My liberal ideology burdens me with an obligation to help my fellow human regardless of his or her political affiliation. That being the case, here is my non-partisan advice to those wanting to witness an exciting battle of wills: Tonight at 7 p.m., tune your television to UPN and watch Kurt Angle square off against the Big Show on WWE “Smackdown!”
Both battles have been choreographed right down to the lighting and camera angles, and both sets of contestants have fine-tuned the image they will try to present to the public. Sure, one event has a predetermined winner and loser, but regardless of the outcomes, none of the four are likely to gain or lose many fans. Why not watch somebody get hit with a chair?
Seriously. Prior to this debate, Bush and Kerry agreed on a 32-page “memorandum of understanding” governing the contest’s rules and regulations. The memo provides for how far apart the candidates will be (so ol’ W. won’t look short standing next to Kerry’s chin), when cameras can and cannot show the candidates, room temperature and even the moderator’s pre-approval of pens and paper for taking notes.
Bush and Kerry will not be allowed to ask each other direct questions or demand pledges. There will be no opening statements. They will not be allowed to use charts. A strict time limit will be enforced.
In a Scripps-Howard article published Wednesday, Hans Riemer, political director of Rock the Vote, criticized the debate format.
“It’s just pathetic,” Reimer said of the scheduled debates, “Two guys who want to be president who are afraid to talk to one another … I want a sense that anything can happen, and that’s just not the direction we’re going.”
The reason why presidential debates have become so constricting over the years is, interestingly enough, the very reason for having them. A formal debate allows the candidates to face each other and engage in impromptu discussion and dissent. In a debate it is not the candidate’s slated policy, but rather his unrehearsed personality and presentation that often determine victory or defeat.
In years past it has been the little things that have elevated candidates to greatness or dug them into destitution. Nixon’s forehead, Reagan’s one-liners, George H.W’s impatience and Al Gore’s sigh all became the major determinants of that candidates’ victory or defeat in their debates.

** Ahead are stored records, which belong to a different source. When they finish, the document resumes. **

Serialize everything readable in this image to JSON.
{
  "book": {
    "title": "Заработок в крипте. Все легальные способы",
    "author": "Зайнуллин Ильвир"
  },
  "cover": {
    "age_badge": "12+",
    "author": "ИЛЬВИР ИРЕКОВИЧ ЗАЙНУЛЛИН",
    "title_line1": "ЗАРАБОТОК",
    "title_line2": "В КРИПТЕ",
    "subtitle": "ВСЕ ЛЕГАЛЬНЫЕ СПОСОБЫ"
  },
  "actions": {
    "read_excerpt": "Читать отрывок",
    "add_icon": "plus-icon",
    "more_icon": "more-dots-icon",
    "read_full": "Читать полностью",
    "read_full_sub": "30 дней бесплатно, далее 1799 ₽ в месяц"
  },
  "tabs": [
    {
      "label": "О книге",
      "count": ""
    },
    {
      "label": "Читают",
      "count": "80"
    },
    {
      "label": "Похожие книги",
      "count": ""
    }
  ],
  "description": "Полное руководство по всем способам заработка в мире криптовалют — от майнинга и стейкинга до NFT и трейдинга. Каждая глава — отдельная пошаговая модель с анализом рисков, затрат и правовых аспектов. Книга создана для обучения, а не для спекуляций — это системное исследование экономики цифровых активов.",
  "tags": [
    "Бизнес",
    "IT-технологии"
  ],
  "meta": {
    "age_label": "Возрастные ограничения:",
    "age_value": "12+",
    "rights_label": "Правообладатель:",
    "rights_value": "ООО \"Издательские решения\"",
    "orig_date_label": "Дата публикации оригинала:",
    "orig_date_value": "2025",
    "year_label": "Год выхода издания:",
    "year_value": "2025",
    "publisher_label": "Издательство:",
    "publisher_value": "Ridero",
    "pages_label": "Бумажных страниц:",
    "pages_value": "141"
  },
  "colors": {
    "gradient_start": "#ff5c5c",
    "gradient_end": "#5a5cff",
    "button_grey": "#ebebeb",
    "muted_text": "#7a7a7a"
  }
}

The “memorandum of understanding” has sucked the opportunity for insight into candidates’ personalities out of the debate and turned it into what Riemer calls “television ads for the campaigns.”
This is wrong; as voters attempting to choose the leader of our country we have a right to see the two candidates engage in a real debate, not some processed and homogenized shell of a confrontation.
Until the men vying to lead our country gather the courage to really square off, these pseudo-debates should be avoided by the American public.
Vote with your remote; watch “Smackdown!” and wait for debate highlights on “The Daily Show” or “Saturday Night Live.”
Joe Marshall is a senior history major. His column runs every Thursday in the Collegian.